[...] science fiction as a genre does not claim to actually predict the future. Rather, it works to extrapolate elements of the present, to consider what these elements might lead to if allowed to reach their full potential. That is to say, science fiction is not about the actual future but about the futurity that haunts the present. It grasps, and brings to visibility, what Deleuze calls the virtual dimension of existence, or what Marx calls tendential processes.
Science fiction takes up certain implicit conditions of our personal and social lives, and makes these conditions fully explicit in narrative. It picks out "futuristic" trends that are already embedded within our actual social and technological situation. These trends are not literal matters of fact, but they really exist as tendencies or potentialities.
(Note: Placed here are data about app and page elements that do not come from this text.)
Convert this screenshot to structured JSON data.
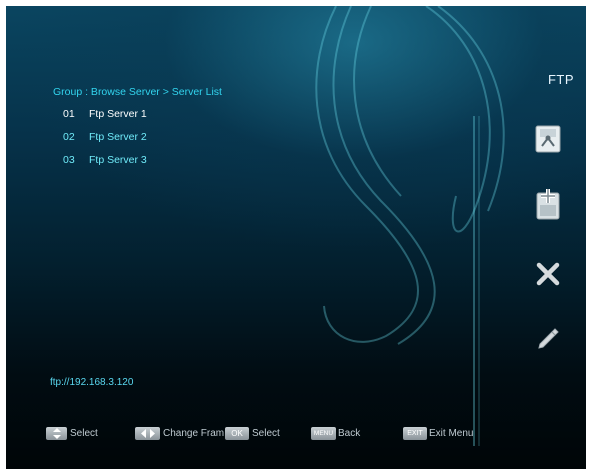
{
  "header": {
    "title": "FTP"
  },
  "breadcrumb": "Group : Browse Server > Server List",
  "servers": [
    {
      "num": "01",
      "name": "Ftp Server 1",
      "selected": true
    },
    {
      "num": "02",
      "name": "Ftp Server 2",
      "selected": false
    },
    {
      "num": "03",
      "name": "Ftp Server 3",
      "selected": false
    }
  ],
  "side_actions": [
    "connect-icon",
    "add-icon",
    "delete-icon",
    "edit-icon"
  ],
  "ftp_address": "ftp://192.168.3.120",
  "help": {
    "select_label": "Select",
    "change_frame_label": "Change Fram",
    "ok_key": "OK",
    "ok_label": "Select",
    "menu_key": "MENU",
    "back_label": "Back",
    "exit_key": "EXIT",
    "exit_label": "Exit Menu"
  },
  "colors": {
    "accent": "#32d4ee",
    "list_text": "#6feaf8",
    "selected_text": "#ffffff"
  }
}
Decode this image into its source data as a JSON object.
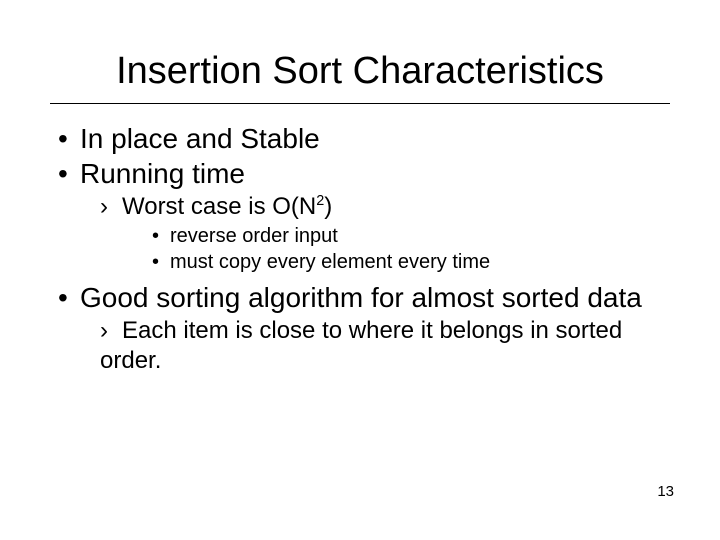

In the words of Deleuze, they are "real without being actual, ideal without being abstract, and symbolic without being fictional." They are potentials for change, growth, or decay, bu they have not fully expressed themselves or done all that they can do. And they may not ever do so, since (as Marx points out) a tendency is always accompanied by "counteracting factors" that can inhibit or even reverse it.